INSTRUCTIONS TO FOLLOW: Report each line of the records below that holds the word "default".

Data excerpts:
------

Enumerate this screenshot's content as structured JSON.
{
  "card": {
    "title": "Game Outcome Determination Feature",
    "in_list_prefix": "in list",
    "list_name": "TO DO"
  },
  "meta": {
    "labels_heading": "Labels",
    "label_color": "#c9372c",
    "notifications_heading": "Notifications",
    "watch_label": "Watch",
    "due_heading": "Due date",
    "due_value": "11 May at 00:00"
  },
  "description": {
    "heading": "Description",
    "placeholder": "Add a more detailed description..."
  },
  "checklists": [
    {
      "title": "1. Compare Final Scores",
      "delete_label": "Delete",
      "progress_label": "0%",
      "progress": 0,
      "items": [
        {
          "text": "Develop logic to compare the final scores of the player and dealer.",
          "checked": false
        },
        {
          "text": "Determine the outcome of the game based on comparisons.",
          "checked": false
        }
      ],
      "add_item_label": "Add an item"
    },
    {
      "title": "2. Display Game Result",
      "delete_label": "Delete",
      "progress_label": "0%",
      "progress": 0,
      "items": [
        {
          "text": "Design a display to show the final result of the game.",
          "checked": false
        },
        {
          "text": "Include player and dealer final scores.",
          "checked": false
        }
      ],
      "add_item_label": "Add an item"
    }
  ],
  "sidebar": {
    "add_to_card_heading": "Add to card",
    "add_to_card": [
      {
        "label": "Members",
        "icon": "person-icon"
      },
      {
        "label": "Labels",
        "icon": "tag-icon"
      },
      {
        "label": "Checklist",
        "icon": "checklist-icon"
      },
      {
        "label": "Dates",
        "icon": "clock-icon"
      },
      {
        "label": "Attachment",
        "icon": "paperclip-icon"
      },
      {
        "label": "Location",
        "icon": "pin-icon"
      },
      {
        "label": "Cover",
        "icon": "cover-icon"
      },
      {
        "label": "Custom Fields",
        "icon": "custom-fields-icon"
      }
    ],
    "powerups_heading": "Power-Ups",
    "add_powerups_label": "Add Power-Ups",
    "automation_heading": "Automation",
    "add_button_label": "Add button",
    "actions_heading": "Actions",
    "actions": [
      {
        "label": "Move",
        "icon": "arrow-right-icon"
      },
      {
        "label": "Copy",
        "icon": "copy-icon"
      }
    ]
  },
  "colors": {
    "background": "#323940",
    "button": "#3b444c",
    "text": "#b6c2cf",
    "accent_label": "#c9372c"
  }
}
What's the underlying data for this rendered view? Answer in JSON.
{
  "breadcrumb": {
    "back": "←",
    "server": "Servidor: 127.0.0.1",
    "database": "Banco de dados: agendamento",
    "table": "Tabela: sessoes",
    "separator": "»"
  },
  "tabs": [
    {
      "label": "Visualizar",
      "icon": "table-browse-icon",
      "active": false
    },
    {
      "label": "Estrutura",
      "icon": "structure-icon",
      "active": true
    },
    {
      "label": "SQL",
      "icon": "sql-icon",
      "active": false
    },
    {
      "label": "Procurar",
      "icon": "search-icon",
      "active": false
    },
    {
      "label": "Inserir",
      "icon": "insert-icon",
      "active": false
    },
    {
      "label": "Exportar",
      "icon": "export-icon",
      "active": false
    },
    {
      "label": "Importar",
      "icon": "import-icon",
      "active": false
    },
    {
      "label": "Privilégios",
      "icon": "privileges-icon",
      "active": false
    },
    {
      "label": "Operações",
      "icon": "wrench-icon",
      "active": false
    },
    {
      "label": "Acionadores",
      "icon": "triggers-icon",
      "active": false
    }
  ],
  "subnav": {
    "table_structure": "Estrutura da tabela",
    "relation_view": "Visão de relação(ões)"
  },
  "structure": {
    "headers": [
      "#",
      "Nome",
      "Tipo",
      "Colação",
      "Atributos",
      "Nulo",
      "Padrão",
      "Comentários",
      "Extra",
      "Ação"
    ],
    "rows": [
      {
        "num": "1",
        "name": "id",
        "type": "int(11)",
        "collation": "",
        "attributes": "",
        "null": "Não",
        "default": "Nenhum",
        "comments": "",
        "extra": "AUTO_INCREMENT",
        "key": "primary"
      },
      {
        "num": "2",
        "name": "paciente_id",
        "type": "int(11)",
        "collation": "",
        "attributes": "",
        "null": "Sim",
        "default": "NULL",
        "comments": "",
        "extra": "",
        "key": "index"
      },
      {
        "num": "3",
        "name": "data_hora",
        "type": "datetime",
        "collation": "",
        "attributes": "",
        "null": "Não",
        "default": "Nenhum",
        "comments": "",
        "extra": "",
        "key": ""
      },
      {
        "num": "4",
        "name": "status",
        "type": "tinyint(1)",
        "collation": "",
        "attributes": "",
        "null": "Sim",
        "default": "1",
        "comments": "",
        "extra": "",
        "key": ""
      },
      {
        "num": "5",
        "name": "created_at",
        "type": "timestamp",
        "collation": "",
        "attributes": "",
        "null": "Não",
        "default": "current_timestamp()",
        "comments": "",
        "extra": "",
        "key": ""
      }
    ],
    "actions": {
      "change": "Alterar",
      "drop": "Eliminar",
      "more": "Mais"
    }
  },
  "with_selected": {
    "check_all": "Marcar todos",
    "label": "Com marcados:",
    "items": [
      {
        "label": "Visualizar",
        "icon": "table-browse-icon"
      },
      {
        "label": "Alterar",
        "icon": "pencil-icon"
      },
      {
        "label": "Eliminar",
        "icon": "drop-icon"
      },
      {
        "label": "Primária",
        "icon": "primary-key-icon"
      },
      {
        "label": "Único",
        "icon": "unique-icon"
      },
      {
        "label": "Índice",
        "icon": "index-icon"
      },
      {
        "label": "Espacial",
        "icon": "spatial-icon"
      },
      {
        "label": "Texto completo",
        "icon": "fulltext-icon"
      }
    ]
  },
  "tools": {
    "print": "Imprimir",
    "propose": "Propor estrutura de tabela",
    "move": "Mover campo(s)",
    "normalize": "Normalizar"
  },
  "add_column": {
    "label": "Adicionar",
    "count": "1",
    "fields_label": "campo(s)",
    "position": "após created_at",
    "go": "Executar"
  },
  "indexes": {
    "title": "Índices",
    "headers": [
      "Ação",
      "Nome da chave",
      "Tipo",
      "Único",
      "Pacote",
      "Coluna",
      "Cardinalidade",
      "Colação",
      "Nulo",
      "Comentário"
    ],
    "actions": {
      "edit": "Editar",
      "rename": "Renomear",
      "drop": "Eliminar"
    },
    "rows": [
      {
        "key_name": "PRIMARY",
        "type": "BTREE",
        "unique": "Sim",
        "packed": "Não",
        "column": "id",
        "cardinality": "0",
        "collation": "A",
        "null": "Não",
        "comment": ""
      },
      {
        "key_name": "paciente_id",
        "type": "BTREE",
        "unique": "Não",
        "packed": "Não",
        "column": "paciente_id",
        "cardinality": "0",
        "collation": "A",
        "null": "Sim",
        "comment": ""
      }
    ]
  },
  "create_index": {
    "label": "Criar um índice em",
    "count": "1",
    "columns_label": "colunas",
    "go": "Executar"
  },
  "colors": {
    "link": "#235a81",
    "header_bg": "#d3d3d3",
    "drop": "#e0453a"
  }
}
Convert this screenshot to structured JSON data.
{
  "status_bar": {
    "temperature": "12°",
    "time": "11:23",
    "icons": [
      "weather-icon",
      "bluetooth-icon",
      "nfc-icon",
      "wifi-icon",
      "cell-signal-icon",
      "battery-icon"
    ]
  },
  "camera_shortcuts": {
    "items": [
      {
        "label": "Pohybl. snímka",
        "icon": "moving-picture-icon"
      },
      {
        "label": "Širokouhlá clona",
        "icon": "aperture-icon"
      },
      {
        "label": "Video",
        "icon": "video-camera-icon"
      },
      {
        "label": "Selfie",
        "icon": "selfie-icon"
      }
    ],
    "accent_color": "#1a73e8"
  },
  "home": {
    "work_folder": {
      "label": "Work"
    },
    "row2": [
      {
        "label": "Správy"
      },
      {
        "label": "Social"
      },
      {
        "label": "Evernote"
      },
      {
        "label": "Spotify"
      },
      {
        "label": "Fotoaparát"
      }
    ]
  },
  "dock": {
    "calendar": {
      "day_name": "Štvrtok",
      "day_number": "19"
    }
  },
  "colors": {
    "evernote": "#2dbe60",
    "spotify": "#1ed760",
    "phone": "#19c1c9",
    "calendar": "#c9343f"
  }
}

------

REPLY:
        "default": "Nenhum",
        "default": "NULL",
        "default": "Nenhum",
        "default": "1",
        "default": "current_timestamp()",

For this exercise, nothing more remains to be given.